__THE TASK__.
Write out each record in full and exactly as given. Skip any pictures.

__WORKING DATA__.
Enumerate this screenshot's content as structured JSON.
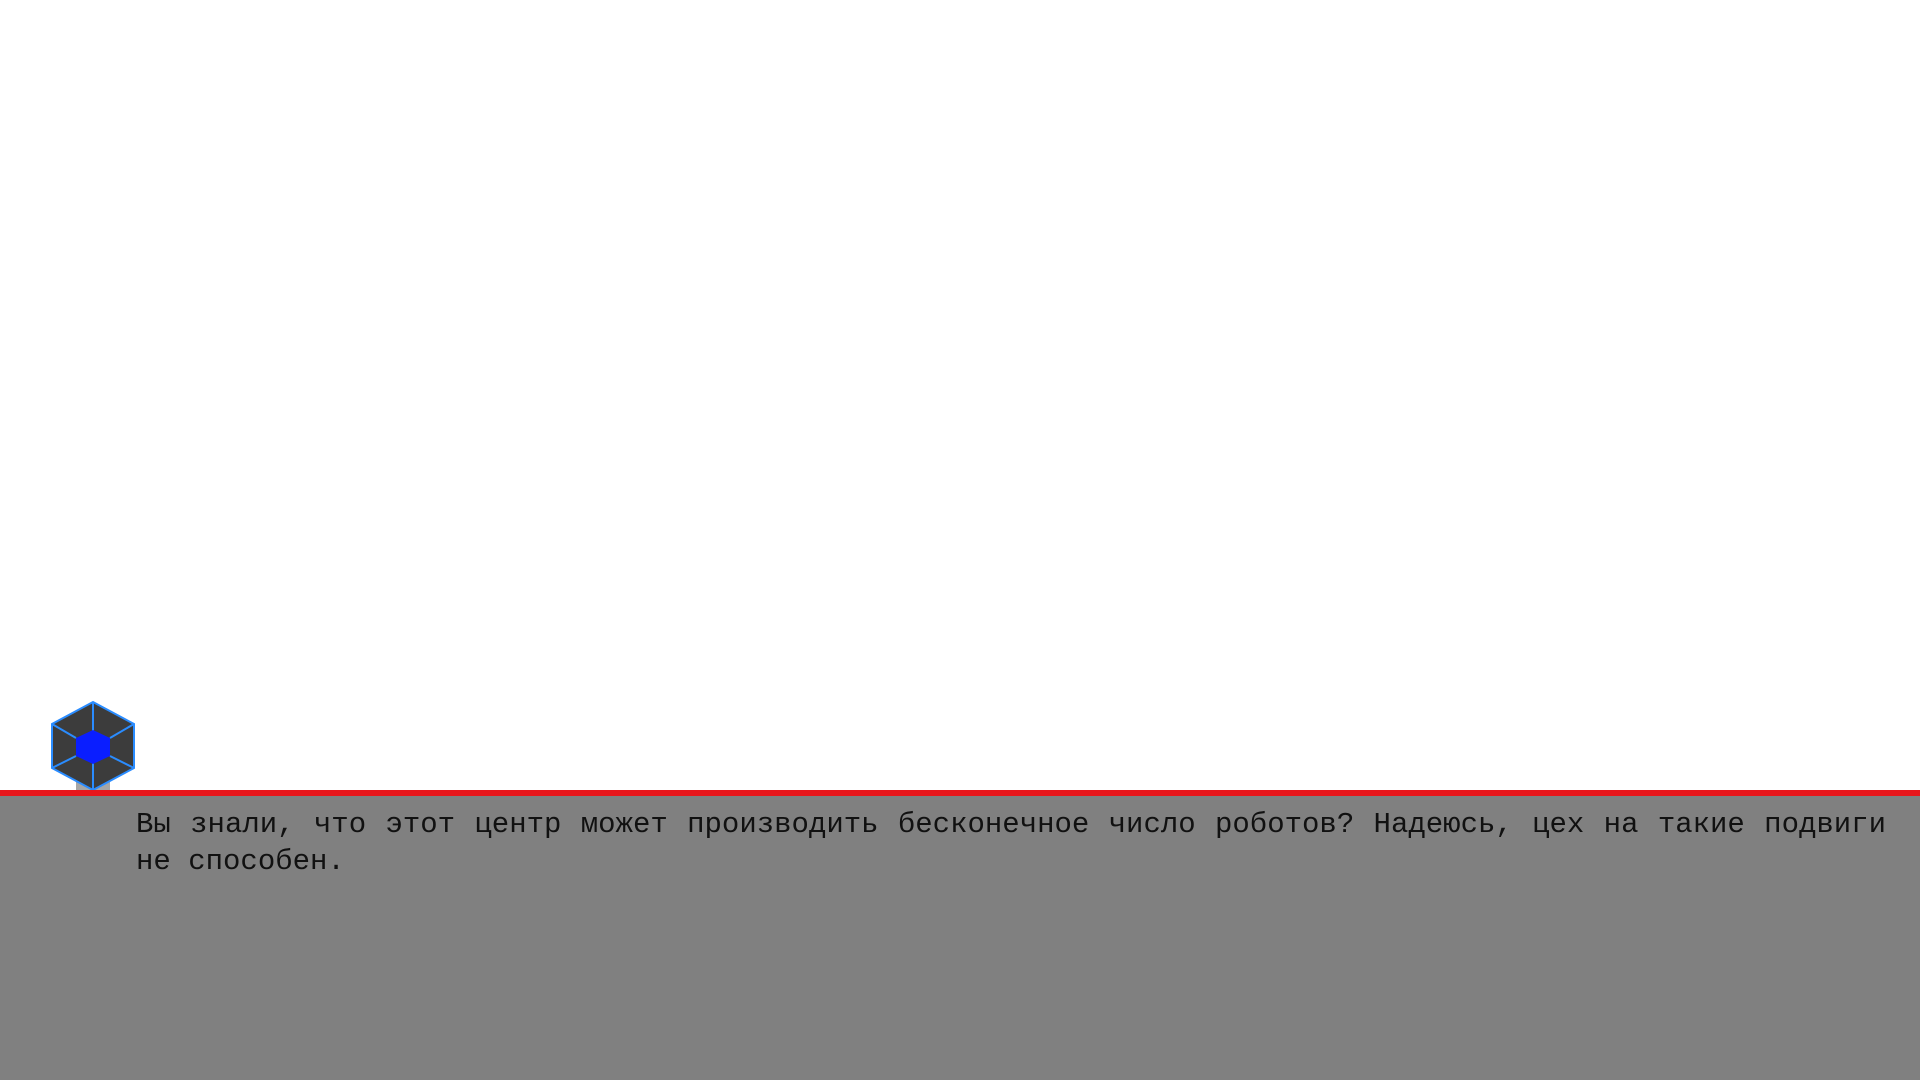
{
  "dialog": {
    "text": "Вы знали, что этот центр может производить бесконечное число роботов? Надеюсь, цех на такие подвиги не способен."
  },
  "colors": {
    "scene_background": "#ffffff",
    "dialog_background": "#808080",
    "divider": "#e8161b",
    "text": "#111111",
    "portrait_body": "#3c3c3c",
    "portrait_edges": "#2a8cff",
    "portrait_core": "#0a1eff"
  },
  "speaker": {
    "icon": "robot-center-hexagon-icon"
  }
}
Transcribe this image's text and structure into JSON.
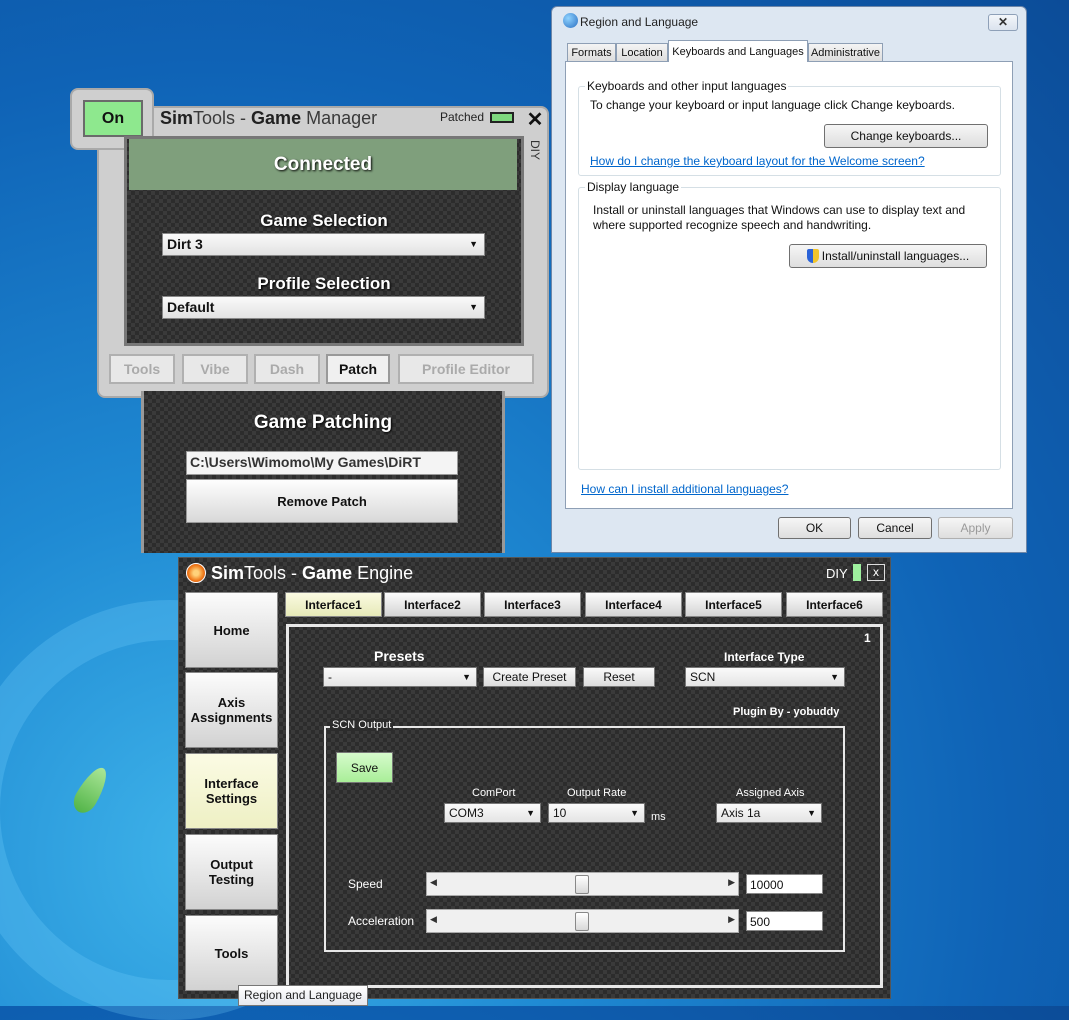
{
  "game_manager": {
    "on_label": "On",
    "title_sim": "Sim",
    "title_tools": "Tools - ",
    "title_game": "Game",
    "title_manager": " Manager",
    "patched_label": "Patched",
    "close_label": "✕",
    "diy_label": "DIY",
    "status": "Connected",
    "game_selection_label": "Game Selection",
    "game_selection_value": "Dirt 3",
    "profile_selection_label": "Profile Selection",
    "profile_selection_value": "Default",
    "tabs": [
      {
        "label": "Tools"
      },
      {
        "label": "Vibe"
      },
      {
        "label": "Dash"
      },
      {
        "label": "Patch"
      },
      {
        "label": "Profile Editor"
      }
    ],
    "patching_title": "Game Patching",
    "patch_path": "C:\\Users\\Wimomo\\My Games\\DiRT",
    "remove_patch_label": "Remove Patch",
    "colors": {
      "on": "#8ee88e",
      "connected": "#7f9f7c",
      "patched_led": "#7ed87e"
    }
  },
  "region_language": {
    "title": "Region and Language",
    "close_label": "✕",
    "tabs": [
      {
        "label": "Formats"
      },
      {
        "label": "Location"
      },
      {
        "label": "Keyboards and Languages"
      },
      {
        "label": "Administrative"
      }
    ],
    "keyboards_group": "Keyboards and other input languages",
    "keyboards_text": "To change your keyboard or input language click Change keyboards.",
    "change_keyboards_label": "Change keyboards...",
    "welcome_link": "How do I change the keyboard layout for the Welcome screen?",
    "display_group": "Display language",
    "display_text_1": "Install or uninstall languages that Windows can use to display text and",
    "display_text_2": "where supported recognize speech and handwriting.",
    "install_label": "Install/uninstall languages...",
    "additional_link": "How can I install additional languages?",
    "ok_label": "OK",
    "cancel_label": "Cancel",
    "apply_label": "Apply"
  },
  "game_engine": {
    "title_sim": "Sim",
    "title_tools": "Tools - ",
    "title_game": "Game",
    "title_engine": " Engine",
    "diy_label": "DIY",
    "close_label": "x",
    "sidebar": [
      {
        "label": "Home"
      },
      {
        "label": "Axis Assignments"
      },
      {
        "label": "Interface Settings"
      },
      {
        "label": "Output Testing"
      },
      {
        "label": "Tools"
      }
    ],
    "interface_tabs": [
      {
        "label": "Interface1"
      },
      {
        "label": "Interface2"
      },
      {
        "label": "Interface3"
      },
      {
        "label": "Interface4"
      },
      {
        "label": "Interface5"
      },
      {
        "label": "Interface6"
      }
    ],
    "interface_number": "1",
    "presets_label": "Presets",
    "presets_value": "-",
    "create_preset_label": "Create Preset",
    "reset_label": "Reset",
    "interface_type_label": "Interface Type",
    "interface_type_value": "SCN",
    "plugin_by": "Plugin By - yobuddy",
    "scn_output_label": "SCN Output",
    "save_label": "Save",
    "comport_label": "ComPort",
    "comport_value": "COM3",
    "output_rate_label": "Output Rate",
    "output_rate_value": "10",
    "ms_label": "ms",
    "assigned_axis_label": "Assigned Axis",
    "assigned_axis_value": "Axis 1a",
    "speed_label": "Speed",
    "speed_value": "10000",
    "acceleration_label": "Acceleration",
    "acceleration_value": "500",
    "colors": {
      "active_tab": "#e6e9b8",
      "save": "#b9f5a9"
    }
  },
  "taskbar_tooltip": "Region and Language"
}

__RESPONSE__.
Enumerate this screenshot's content as structured JSON.
{
  "dialog": {
    "text": "Вы знали, что этот центр может производить бесконечное число роботов? Надеюсь, цех на такие подвиги не способен."
  },
  "colors": {
    "scene_background": "#ffffff",
    "dialog_background": "#808080",
    "divider": "#e8161b",
    "text": "#111111",
    "portrait_body": "#3c3c3c",
    "portrait_edges": "#2a8cff",
    "portrait_core": "#0a1eff"
  },
  "speaker": {
    "icon": "robot-center-hexagon-icon"
  }
}
Transcribe this image's text and structure into JSON.
{
  "game_manager": {
    "on_label": "On",
    "title_sim": "Sim",
    "title_tools": "Tools - ",
    "title_game": "Game",
    "title_manager": " Manager",
    "patched_label": "Patched",
    "close_label": "✕",
    "diy_label": "DIY",
    "status": "Connected",
    "game_selection_label": "Game Selection",
    "game_selection_value": "Dirt 3",
    "profile_selection_label": "Profile Selection",
    "profile_selection_value": "Default",
    "tabs": [
      {
        "label": "Tools"
      },
      {
        "label": "Vibe"
      },
      {
        "label": "Dash"
      },
      {
        "label": "Patch"
      },
      {
        "label": "Profile Editor"
      }
    ],
    "patching_title": "Game Patching",
    "patch_path": "C:\\Users\\Wimomo\\My Games\\DiRT",
    "remove_patch_label": "Remove Patch",
    "colors": {
      "on": "#8ee88e",
      "connected": "#7f9f7c",
      "patched_led": "#7ed87e"
    }
  },
  "region_language": {
    "title": "Region and Language",
    "close_label": "✕",
    "tabs": [
      {
        "label": "Formats"
      },
      {
        "label": "Location"
      },
      {
        "label": "Keyboards and Languages"
      },
      {
        "label": "Administrative"
      }
    ],
    "keyboards_group": "Keyboards and other input languages",
    "keyboards_text": "To change your keyboard or input language click Change keyboards.",
    "change_keyboards_label": "Change keyboards...",
    "welcome_link": "How do I change the keyboard layout for the Welcome screen?",
    "display_group": "Display language",
    "display_text_1": "Install or uninstall languages that Windows can use to display text and",
    "display_text_2": "where supported recognize speech and handwriting.",
    "install_label": "Install/uninstall languages...",
    "additional_link": "How can I install additional languages?",
    "ok_label": "OK",
    "cancel_label": "Cancel",
    "apply_label": "Apply"
  },
  "game_engine": {
    "title_sim": "Sim",
    "title_tools": "Tools - ",
    "title_game": "Game",
    "title_engine": " Engine",
    "diy_label": "DIY",
    "close_label": "x",
    "sidebar": [
      {
        "label": "Home"
      },
      {
        "label": "Axis Assignments"
      },
      {
        "label": "Interface Settings"
      },
      {
        "label": "Output Testing"
      },
      {
        "label": "Tools"
      }
    ],
    "interface_tabs": [
      {
        "label": "Interface1"
      },
      {
        "label": "Interface2"
      },
      {
        "label": "Interface3"
      },
      {
        "label": "Interface4"
      },
      {
        "label": "Interface5"
      },
      {
        "label": "Interface6"
      }
    ],
    "interface_number": "1",
    "presets_label": "Presets",
    "presets_value": "-",
    "create_preset_label": "Create Preset",
    "reset_label": "Reset",
    "interface_type_label": "Interface Type",
    "interface_type_value": "SCN",
    "plugin_by": "Plugin By - yobuddy",
    "scn_output_label": "SCN Output",
    "save_label": "Save",
    "comport_label": "ComPort",
    "comport_value": "COM3",
    "output_rate_label": "Output Rate",
    "output_rate_value": "10",
    "ms_label": "ms",
    "assigned_axis_label": "Assigned Axis",
    "assigned_axis_value": "Axis 1a",
    "speed_label": "Speed",
    "speed_value": "10000",
    "acceleration_label": "Acceleration",
    "acceleration_value": "500",
    "colors": {
      "active_tab": "#e6e9b8",
      "save": "#b9f5a9"
    }
  },
  "taskbar_tooltip": "Region and Language"
}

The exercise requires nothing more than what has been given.